With rental rates increasing nearly twice the national rate in the first six months of 2019, state lawmakers added $15 million in State General Fund revenues to the Arizona Housing Trust Fund. Public private partnerships also are expanding to reach the state’s neediest residents.
Celebrating 30 years this year, the Housing Trust Fund received six times more in state general funds than it has since 2010. The funds become available July 1, 2020. Since its first deposit in 1989, the fund has had more than $318 million available to invest in housing, according to the State Department of Housing.
This year, the $15 million in additional funds are being directed toward the creation of new affordable housing developments for seniors, veterans and behavioral health patients.
Legislation is also being drafted by housing advocates to create a state tax credit to help fund affordable housing units, similar to a federal tax credit.
“The rising cost to live in the Valley isn’t just an affordable housing problem for people making minimum wage or living on fixed incomes,” Catherine Reagor writes at the Arizona Republic. “Middle-class earners feel the squeeze too. The result is nearly half of Phoenix-area renters are paying more than they can afford for housing.”
Nonprofit housing developers, the Home Builders Association of Central Arizona, financial institutions, the Arizona Association of Realtors, and the Arizona Community Foundation and many more are creating nonprofit grant opportunities to support and expand affordable housing and reduce homelessness, the foundation says.
In the past month, the Arizona Housing Coalition, the Arizona Community Foundation, and the Urban Land Institute of Arizona have held meetings to address the issue.
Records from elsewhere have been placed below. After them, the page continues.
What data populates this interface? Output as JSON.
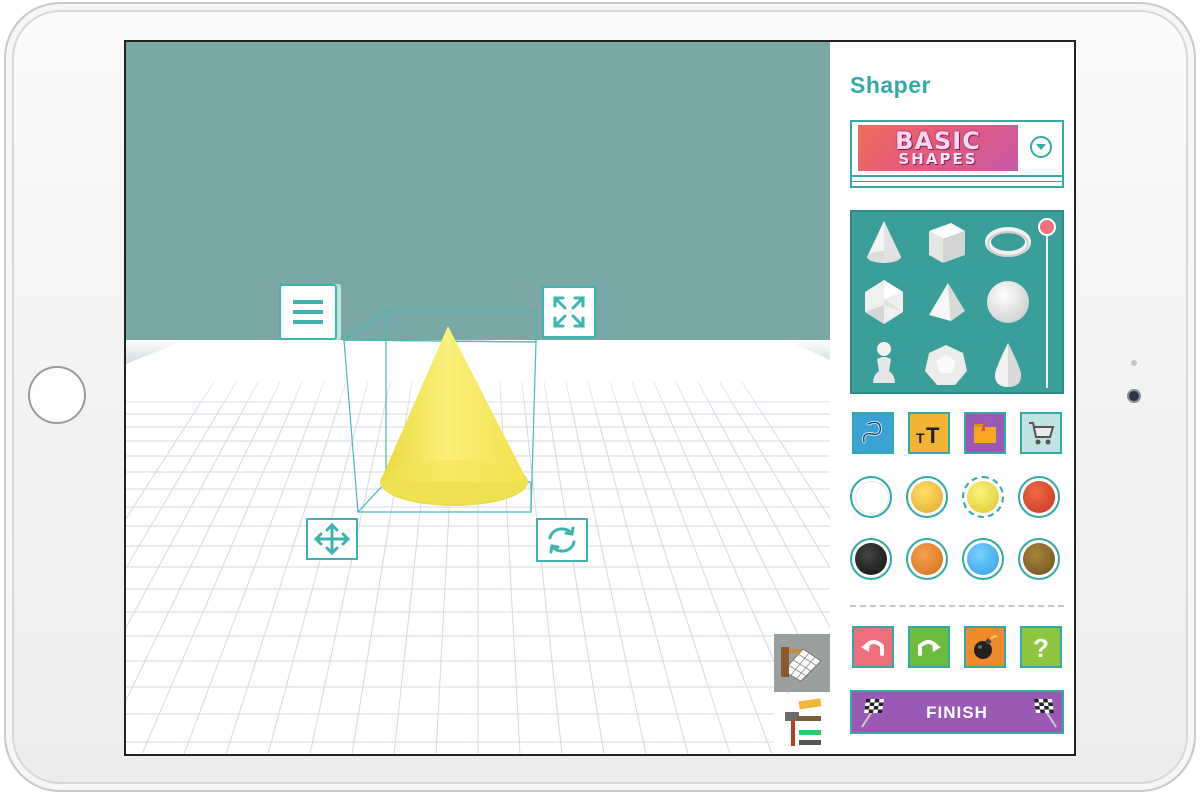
{
  "app": {
    "title": "Shaper",
    "category": {
      "line1": "BASIC",
      "line2": "SHAPES"
    },
    "shape_library": [
      "cone",
      "cube",
      "torus",
      "icosahedron",
      "tetrahedron",
      "sphere",
      "pawn",
      "dodecahedron",
      "teardrop"
    ],
    "tools": [
      {
        "name": "freeform-curve",
        "color": "#3aa3d6"
      },
      {
        "name": "text",
        "color": "#f2b233"
      },
      {
        "name": "folder",
        "color": "#9b59b6"
      },
      {
        "name": "shopping-cart",
        "color": "#bfe3e2"
      }
    ],
    "colors": [
      "#ffffff",
      "#f2c12e",
      "#f0e24a",
      "#e0452b",
      "#222222",
      "#f0892a",
      "#4db8f0",
      "#8b6a28"
    ],
    "actions": [
      {
        "name": "undo",
        "color": "#ef6f7d"
      },
      {
        "name": "redo",
        "color": "#6dbb3c"
      },
      {
        "name": "bomb",
        "color": "#f0892a"
      },
      {
        "name": "help",
        "color": "#8dc63f"
      }
    ],
    "finish_label": "FINISH"
  },
  "scene": {
    "selected_object": "cone",
    "object_color": "#f8ee6a",
    "wall_color": "#7aa8a6",
    "floor_color": "#ffffff"
  }
}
The Arizona Housing Fund, a component fund of the Arizona Community Foundation, offers no-interest loans to help developers build affordable housing projects. So far they have helped build 2,900 homes in Arizona over the last ten years. In 2019, the foundation introduced a new way for the community at large to contribute to its fund.
Its campaign slogan, “Close on your home and get someone closer to home,” is designed to encourage supporters to ultimately raise $100 million for affordable housing over at least the next decade.
Home buyers, builders and real estate agents can participate in the program by donating $25 to the fund when they close on a home sale.
Scottsdale-based Meritage is the first home builder to donate to the fund, announcing it has set aside $25,000 to match each of its home buyers' $25 contributions over the next few years.
Arizona insurers and hospitals also announced a collaboration to develop funds to offer affordable housing and health care assistance. United Healthcare, Arizona’s largest Medicaid provider, recently loaned $20 million to Chicanos Por La Causa, The nonprofit renovated a 500-unit apartment complex in Maryvale, dedicating less than 20 percent, roughly 70 of the units, to homeless and medically indigent residents.
Gov. Doug Ducey also signed legislation this year to prevent landlords from evicting tenants if they partially paid rent using assistance from third parties like churches or charities. Pointing to national studies, Ducey argued that the state’s affordable housing units housed only about one third of those in need. The new law, he says, “encourages landlords to offer affordable housing and to participate in public housing assistance programs.”